* Action item: Copy each entry below exactly. No images.

Data records:
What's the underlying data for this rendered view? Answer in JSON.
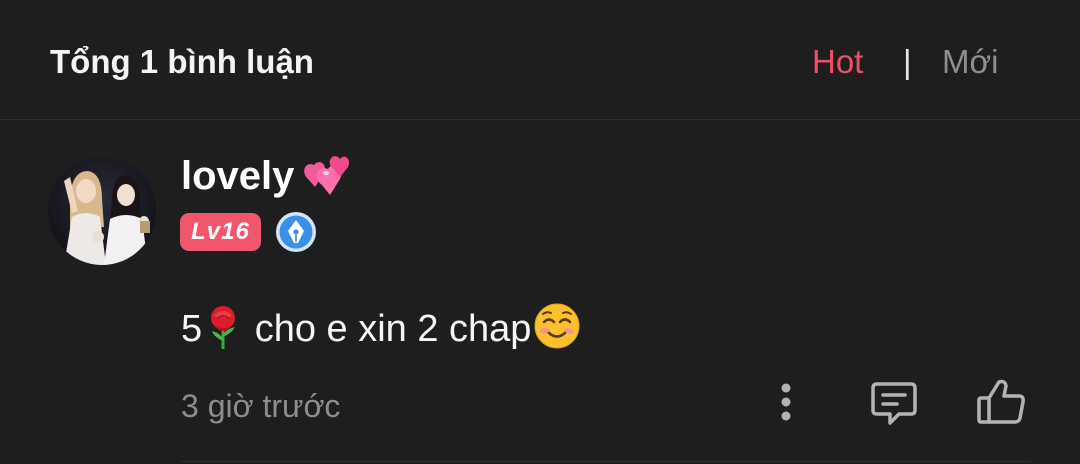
{
  "header": {
    "title": "Tổng 1 bình luận",
    "sort_hot": "Hot",
    "sort_divider": "|",
    "sort_new": "Mới",
    "active_sort": "Hot"
  },
  "comment": {
    "username": "lovely",
    "username_emoji_icon": "two-hearts-icon",
    "level": "Lv16",
    "badge_icon": "pen-nib-badge-icon",
    "text_before": "5",
    "text_middle": " cho e xin 2 chap",
    "rose_icon": "rose-icon",
    "smile_icon": "smiling-face-icon",
    "timestamp": "3 giờ trước",
    "actions": {
      "more_icon": "more-vertical-icon",
      "reply_icon": "reply-comment-icon",
      "like_icon": "thumbs-up-icon"
    }
  },
  "colors": {
    "background": "#1e1e1f",
    "accent": "#ee4f67",
    "level_badge": "#f2566d",
    "muted_text": "#8d8d90",
    "badge_blue": "#3a8fe8"
  }
}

* The completed task:
What's the underlying data for this rendered view? Answer in JSON.
{
  "header": {
    "title": "Tổng 1 bình luận",
    "sort_hot": "Hot",
    "sort_divider": "|",
    "sort_new": "Mới",
    "active_sort": "Hot"
  },
  "comment": {
    "username": "lovely",
    "username_emoji_icon": "two-hearts-icon",
    "level": "Lv16",
    "badge_icon": "pen-nib-badge-icon",
    "text_before": "5",
    "text_middle": " cho e xin 2 chap",
    "rose_icon": "rose-icon",
    "smile_icon": "smiling-face-icon",
    "timestamp": "3 giờ trước",
    "actions": {
      "more_icon": "more-vertical-icon",
      "reply_icon": "reply-comment-icon",
      "like_icon": "thumbs-up-icon"
    }
  },
  "colors": {
    "background": "#1e1e1f",
    "accent": "#ee4f67",
    "level_badge": "#f2566d",
    "muted_text": "#8d8d90",
    "badge_blue": "#3a8fe8"
  }
}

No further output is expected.